/---
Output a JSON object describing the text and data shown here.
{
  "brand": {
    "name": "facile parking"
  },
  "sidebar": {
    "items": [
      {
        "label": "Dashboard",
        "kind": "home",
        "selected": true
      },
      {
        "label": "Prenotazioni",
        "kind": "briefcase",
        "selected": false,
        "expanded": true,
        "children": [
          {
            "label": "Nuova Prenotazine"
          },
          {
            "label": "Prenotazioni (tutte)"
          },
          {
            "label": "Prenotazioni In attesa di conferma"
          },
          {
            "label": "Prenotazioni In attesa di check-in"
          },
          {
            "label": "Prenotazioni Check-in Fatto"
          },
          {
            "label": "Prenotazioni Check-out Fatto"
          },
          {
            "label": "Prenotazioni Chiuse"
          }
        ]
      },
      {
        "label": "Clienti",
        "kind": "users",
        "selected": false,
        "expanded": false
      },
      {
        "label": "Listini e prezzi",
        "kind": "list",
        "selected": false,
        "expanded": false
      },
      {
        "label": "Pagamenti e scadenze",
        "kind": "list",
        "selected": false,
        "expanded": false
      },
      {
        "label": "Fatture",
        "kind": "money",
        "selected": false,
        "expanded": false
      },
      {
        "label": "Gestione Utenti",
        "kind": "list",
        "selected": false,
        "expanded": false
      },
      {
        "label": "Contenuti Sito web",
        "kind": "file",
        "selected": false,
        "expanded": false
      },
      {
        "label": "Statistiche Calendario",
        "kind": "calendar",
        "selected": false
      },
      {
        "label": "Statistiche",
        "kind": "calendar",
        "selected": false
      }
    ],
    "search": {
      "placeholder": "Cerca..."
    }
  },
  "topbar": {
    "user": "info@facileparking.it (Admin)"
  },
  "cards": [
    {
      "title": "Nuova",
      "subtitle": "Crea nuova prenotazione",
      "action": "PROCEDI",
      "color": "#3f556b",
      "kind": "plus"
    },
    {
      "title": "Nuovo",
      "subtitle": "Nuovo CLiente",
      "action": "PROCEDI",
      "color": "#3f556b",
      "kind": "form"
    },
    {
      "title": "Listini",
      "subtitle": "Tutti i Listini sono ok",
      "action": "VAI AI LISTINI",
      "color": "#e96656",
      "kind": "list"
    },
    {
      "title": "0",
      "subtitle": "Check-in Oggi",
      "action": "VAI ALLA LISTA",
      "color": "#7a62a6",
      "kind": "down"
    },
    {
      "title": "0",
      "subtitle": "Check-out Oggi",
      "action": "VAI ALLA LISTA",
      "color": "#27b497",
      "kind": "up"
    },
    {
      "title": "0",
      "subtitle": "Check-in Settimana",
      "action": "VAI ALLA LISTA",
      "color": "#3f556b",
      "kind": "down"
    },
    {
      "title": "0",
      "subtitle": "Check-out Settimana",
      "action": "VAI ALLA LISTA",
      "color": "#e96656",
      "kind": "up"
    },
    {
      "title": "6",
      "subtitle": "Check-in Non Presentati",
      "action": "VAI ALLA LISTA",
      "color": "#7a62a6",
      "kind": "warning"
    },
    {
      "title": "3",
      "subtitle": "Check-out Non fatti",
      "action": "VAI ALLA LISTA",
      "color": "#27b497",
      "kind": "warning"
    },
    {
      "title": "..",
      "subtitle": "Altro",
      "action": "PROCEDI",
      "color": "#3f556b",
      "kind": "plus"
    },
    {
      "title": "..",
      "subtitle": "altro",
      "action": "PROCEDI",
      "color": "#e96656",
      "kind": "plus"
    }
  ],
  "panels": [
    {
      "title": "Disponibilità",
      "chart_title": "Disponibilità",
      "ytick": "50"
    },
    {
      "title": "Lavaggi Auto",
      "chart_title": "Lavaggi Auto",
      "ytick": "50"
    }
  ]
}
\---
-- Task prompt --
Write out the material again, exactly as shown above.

-- Output of the task --
Output a JSON object describing the text and data shown here.
{
  "brand": {
    "name": "facile parking"
  },
  "sidebar": {
    "items": [
      {
        "label": "Dashboard",
        "kind": "home",
        "selected": true
      },
      {
        "label": "Prenotazioni",
        "kind": "briefcase",
        "selected": false,
        "expanded": true,
        "children": [
          {
            "label": "Nuova Prenotazine"
          },
          {
            "label": "Prenotazioni (tutte)"
          },
          {
            "label": "Prenotazioni In attesa di conferma"
          },
          {
            "label": "Prenotazioni In attesa di check-in"
          },
          {
            "label": "Prenotazioni Check-in Fatto"
          },
          {
            "label": "Prenotazioni Check-out Fatto"
          },
          {
            "label": "Prenotazioni Chiuse"
          }
        ]
      },
      {
        "label": "Clienti",
        "kind": "users",
        "selected": false,
        "expanded": false
      },
      {
        "label": "Listini e prezzi",
        "kind": "list",
        "selected": false,
        "expanded": false
      },
      {
        "label": "Pagamenti e scadenze",
        "kind": "list",
        "selected": false,
        "expanded": false
      },
      {
        "label": "Fatture",
        "kind": "money",
        "selected": false,
        "expanded": false
      },
      {
        "label": "Gestione Utenti",
        "kind": "list",
        "selected": false,
        "expanded": false
      },
      {
        "label": "Contenuti Sito web",
        "kind": "file",
        "selected": false,
        "expanded": false
      },
      {
        "label": "Statistiche Calendario",
        "kind": "calendar",
        "selected": false
      },
      {
        "label": "Statistiche",
        "kind": "calendar",
        "selected": false
      }
    ],
    "search": {
      "placeholder": "Cerca..."
    }
  },
  "topbar": {
    "user": "info@facileparking.it (Admin)"
  },
  "cards": [
    {
      "title": "Nuova",
      "subtitle": "Crea nuova prenotazione",
      "action": "PROCEDI",
      "color": "#3f556b",
      "kind": "plus"
    },
    {
      "title": "Nuovo",
      "subtitle": "Nuovo CLiente",
      "action": "PROCEDI",
      "color": "#3f556b",
      "kind": "form"
    },
    {
      "title": "Listini",
      "subtitle": "Tutti i Listini sono ok",
      "action": "VAI AI LISTINI",
      "color": "#e96656",
      "kind": "list"
    },
    {
      "title": "0",
      "subtitle": "Check-in Oggi",
      "action": "VAI ALLA LISTA",
      "color": "#7a62a6",
      "kind": "down"
    },
    {
      "title": "0",
      "subtitle": "Check-out Oggi",
      "action": "VAI ALLA LISTA",
      "color": "#27b497",
      "kind": "up"
    },
    {
      "title": "0",
      "subtitle": "Check-in Settimana",
      "action": "VAI ALLA LISTA",
      "color": "#3f556b",
      "kind": "down"
    },
    {
      "title": "0",
      "subtitle": "Check-out Settimana",
      "action": "VAI ALLA LISTA",
      "color": "#e96656",
      "kind": "up"
    },
    {
      "title": "6",
      "subtitle": "Check-in Non Presentati",
      "action": "VAI ALLA LISTA",
      "color": "#7a62a6",
      "kind": "warning"
    },
    {
      "title": "3",
      "subtitle": "Check-out Non fatti",
      "action": "VAI ALLA LISTA",
      "color": "#27b497",
      "kind": "warning"
    },
    {
      "title": "..",
      "subtitle": "Altro",
      "action": "PROCEDI",
      "color": "#3f556b",
      "kind": "plus"
    },
    {
      "title": "..",
      "subtitle": "altro",
      "action": "PROCEDI",
      "color": "#e96656",
      "kind": "plus"
    }
  ],
  "panels": [
    {
      "title": "Disponibilità",
      "chart_title": "Disponibilità",
      "ytick": "50"
    },
    {
      "title": "Lavaggi Auto",
      "chart_title": "Lavaggi Auto",
      "ytick": "50"
    }
  ]
}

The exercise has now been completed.